I would just pass the cord through the skirt and not worry about burying it, or install some PVC from directly under the panel inside to the power pedestal and pull the cord into that. You could use a bushing to pass up into the mobile home. It should already have the bushing if it was wired right from the factory.

Good luck in the spring!

  • It's like this. It's stamped on the outside it is rated for a max of 50 amps and is interned for mobile home and recreation vehicle use. Old trailers from the 50's use to have this kind of hook up with the molded plus I'm told. google.com/…
    – Jarrod
    Dec 8, 2015 at 13:33
  • You don't have to use a molded plug. You can buy a cord cap in the configuration you need and attach it to your cord after you pull it through the raceway. As long as the cord and plug are both rated for 50 amps. This is the configuration the Code shows in Article 510 homedepot.com/p/GE-50-Amp-Temporary-RV-Power-Outlet-U054P/…
    – ArchonOSX
    Dec 8, 2015 at 18:29
  • Am I allowed to also have it hardwired into a 3 phase GFCI inside all weather enclosure? All properly rated for 50 A of course. Seems to be kind of a grey area when hard wiring RV/Mobile home under 50 amps.
    – Jarrod
    Dec 9, 2015 at 14:26
  • It is 3 pole 4 wire but it is single phase 250 volt. And the MINIMUM is 50 amps. Article 550.10(I) says "Where the calculated load exceeds 50 amperes or where a permanent feeder is used..." (notice the OR). Then you can use a continuous raceway with THHN/THWN wire. Also, I don't see any requirement for GFCI on the feeder for the trailer.
    – ArchonOSX
    Dec 10, 2015 at 2:49
  • The GFCI is just what I was able to get on Sunday. I do kind of like it. I don't know any information about the cord/cable because I can't the manufacturer's name. I can't say what kind of insulation they have but it does seem very hard plastic. Also....To me a "raceway" means a metal or plastic raceway that you run individual wires through that are not part of a cable. I was trained not to put a cable into a raceway due to heat issues. I used to be better at looking things up in my NEC but I haven't really used it since 08. Is there a section that defines raceway?
    – Jarrod
    Dec 11, 2015 at 13:37

Your Answer

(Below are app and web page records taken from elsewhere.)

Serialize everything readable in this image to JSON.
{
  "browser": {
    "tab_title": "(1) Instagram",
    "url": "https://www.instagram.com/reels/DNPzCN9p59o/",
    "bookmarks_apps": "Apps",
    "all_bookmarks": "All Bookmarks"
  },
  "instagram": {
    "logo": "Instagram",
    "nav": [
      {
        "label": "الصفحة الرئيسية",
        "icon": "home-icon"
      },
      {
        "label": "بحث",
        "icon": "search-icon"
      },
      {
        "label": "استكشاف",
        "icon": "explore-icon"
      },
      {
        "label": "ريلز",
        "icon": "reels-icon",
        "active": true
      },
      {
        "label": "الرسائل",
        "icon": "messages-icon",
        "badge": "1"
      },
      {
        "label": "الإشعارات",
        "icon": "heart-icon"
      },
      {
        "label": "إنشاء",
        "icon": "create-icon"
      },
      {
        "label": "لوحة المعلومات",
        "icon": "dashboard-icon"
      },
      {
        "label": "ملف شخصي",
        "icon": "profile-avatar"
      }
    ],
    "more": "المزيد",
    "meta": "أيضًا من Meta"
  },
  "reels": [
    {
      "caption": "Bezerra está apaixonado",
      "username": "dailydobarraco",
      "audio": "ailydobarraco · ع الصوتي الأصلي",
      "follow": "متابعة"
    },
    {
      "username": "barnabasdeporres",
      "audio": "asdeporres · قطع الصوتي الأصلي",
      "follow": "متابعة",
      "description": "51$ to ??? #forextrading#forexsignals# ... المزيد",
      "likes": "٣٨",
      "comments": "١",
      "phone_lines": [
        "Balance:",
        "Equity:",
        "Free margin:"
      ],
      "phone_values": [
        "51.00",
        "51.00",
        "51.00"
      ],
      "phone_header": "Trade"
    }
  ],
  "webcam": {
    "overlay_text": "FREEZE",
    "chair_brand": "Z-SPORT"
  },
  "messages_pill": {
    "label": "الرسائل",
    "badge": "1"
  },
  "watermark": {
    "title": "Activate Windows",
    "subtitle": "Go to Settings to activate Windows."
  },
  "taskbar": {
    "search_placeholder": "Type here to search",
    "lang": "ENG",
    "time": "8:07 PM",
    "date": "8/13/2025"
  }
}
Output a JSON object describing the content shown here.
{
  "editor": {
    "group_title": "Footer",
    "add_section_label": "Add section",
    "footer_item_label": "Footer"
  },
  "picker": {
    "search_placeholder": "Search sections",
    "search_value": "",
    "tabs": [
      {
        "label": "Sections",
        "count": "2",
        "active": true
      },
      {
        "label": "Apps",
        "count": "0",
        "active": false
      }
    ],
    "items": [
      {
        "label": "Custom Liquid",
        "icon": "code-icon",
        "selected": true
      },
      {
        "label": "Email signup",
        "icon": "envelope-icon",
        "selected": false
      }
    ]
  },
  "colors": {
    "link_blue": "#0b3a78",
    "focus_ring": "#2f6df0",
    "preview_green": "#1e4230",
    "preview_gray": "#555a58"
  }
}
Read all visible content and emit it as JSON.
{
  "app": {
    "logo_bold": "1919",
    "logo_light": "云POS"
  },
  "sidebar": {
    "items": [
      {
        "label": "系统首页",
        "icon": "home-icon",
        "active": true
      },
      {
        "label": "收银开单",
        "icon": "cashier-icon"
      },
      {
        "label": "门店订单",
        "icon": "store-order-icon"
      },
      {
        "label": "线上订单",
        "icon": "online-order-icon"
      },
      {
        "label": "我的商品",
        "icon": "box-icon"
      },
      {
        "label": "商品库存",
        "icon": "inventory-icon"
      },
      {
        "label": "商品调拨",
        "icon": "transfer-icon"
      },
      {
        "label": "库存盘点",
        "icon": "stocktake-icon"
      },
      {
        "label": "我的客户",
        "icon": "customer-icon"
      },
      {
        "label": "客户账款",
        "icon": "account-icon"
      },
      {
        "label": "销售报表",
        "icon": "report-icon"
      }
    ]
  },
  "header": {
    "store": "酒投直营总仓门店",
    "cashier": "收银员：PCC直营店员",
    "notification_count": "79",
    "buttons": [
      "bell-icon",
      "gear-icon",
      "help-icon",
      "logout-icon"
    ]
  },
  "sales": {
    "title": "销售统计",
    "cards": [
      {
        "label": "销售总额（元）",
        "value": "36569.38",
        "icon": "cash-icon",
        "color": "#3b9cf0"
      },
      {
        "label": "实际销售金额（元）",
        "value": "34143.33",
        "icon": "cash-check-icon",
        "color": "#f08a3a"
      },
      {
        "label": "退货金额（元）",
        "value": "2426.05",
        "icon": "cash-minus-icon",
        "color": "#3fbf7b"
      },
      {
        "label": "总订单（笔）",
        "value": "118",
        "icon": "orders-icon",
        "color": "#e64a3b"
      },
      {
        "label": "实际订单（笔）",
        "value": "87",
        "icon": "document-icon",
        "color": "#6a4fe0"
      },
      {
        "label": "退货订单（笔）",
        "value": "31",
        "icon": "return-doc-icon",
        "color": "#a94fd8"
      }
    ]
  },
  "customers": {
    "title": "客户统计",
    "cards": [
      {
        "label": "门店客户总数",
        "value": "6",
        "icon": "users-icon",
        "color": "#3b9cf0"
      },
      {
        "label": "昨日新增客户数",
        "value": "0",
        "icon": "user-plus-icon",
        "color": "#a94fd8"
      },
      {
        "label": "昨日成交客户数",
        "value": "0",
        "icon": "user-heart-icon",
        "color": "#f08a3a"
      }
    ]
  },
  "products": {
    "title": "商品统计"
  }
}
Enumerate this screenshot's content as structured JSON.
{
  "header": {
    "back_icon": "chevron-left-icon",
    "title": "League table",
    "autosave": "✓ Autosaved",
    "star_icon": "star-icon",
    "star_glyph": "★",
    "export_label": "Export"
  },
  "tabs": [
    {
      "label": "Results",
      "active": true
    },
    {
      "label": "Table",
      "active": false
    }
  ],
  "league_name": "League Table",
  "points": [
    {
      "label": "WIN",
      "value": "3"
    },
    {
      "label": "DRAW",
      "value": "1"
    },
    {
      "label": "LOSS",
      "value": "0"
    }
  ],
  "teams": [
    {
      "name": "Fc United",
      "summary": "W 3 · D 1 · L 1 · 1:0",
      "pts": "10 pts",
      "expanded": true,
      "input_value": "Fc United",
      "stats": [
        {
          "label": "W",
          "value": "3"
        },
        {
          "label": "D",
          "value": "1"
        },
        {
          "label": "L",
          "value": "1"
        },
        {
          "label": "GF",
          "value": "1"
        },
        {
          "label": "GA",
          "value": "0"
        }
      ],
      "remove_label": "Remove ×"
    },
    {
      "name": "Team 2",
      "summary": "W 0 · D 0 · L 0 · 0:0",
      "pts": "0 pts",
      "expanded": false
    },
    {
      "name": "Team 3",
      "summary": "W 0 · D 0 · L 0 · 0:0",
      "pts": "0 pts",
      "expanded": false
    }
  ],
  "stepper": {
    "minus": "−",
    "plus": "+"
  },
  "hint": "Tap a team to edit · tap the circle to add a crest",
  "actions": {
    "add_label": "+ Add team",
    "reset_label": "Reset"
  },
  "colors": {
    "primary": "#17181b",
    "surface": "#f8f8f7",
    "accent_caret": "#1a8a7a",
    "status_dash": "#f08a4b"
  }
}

By clicking “Post Your Answer”, you agree to our terms of service, privacy policy and cookie policy

Not the answer you're looking for? Browse other questions tagged or ask your own question.